**YOUR INSTRUCTIONS**: Your copy should repeat each record exactly and contain none of the pictures.

**GIVEN DATA**:
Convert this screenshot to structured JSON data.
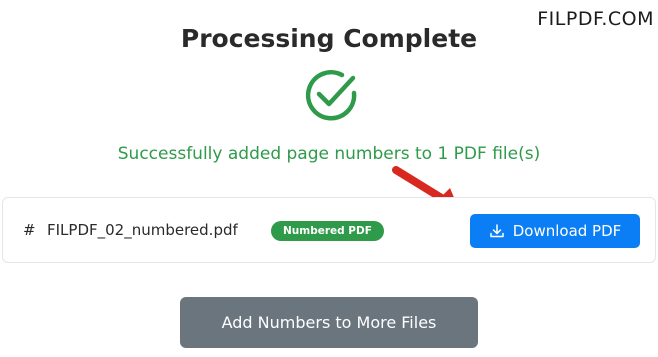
{
  "watermark": "FILPDF.COM",
  "heading": "Processing Complete",
  "success_message": "Successfully added page numbers to 1 PDF file(s)",
  "file": {
    "hash": "#",
    "name": "FILPDF_02_numbered.pdf",
    "badge": "Numbered PDF",
    "download_label": "Download PDF"
  },
  "more_button_label": "Add Numbers to More Files",
  "icons": {
    "success": "check-circle-icon",
    "download": "download-icon",
    "annotation": "red-arrow-icon"
  },
  "colors": {
    "success_green": "#2e9a4a",
    "primary_blue": "#0b7ef5",
    "secondary_gray": "#6b757e",
    "arrow_red": "#d8281f"
  }
}
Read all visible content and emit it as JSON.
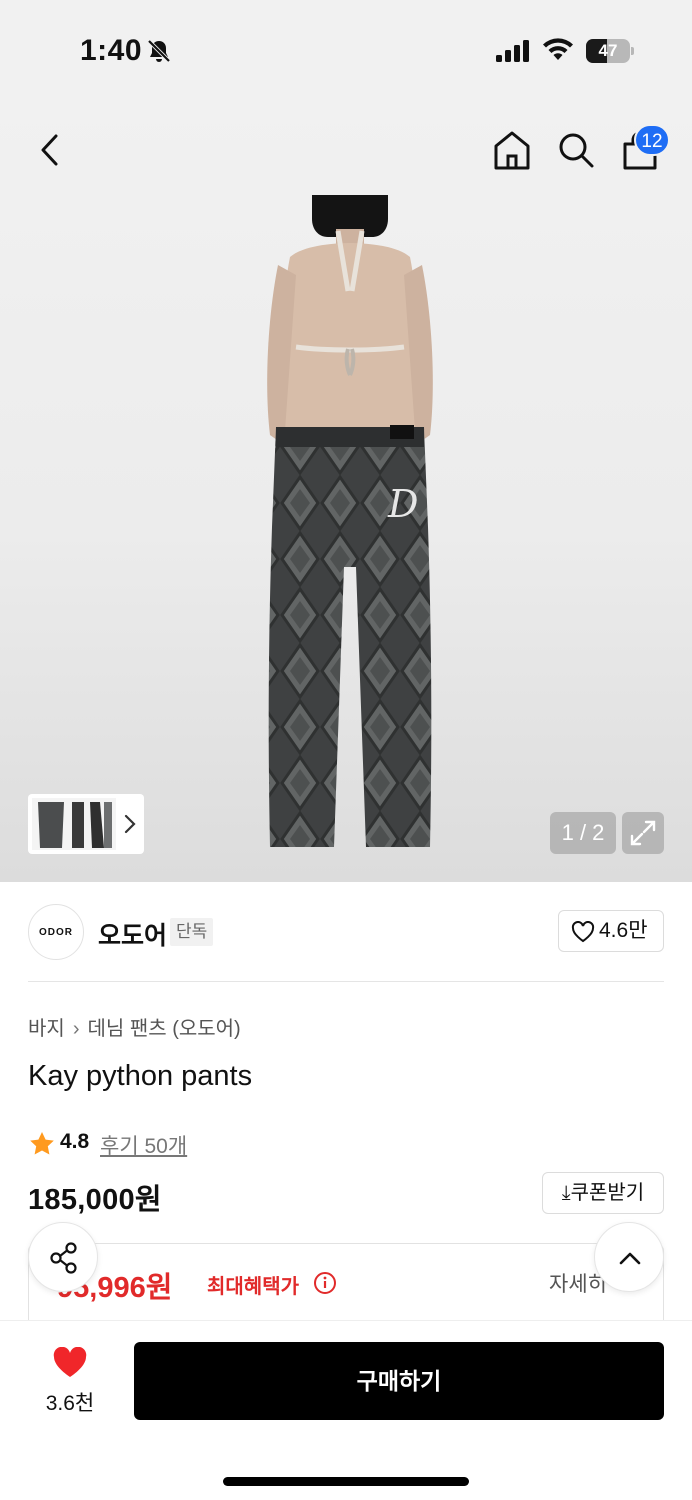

**ANSWER SECTION**:
Convert this screenshot to structured JSON data.
{
  "watermark": "FILPDF.COM",
  "heading": "Processing Complete",
  "success_message": "Successfully added page numbers to 1 PDF file(s)",
  "file": {
    "hash": "#",
    "name": "FILPDF_02_numbered.pdf",
    "badge": "Numbered PDF",
    "download_label": "Download PDF"
  },
  "more_button_label": "Add Numbers to More Files",
  "icons": {
    "success": "check-circle-icon",
    "download": "download-icon",
    "annotation": "red-arrow-icon"
  },
  "colors": {
    "success_green": "#2e9a4a",
    "primary_blue": "#0b7ef5",
    "secondary_gray": "#6b757e",
    "arrow_red": "#d8281f"
  }
}
Read all visible content and emit it as JSON.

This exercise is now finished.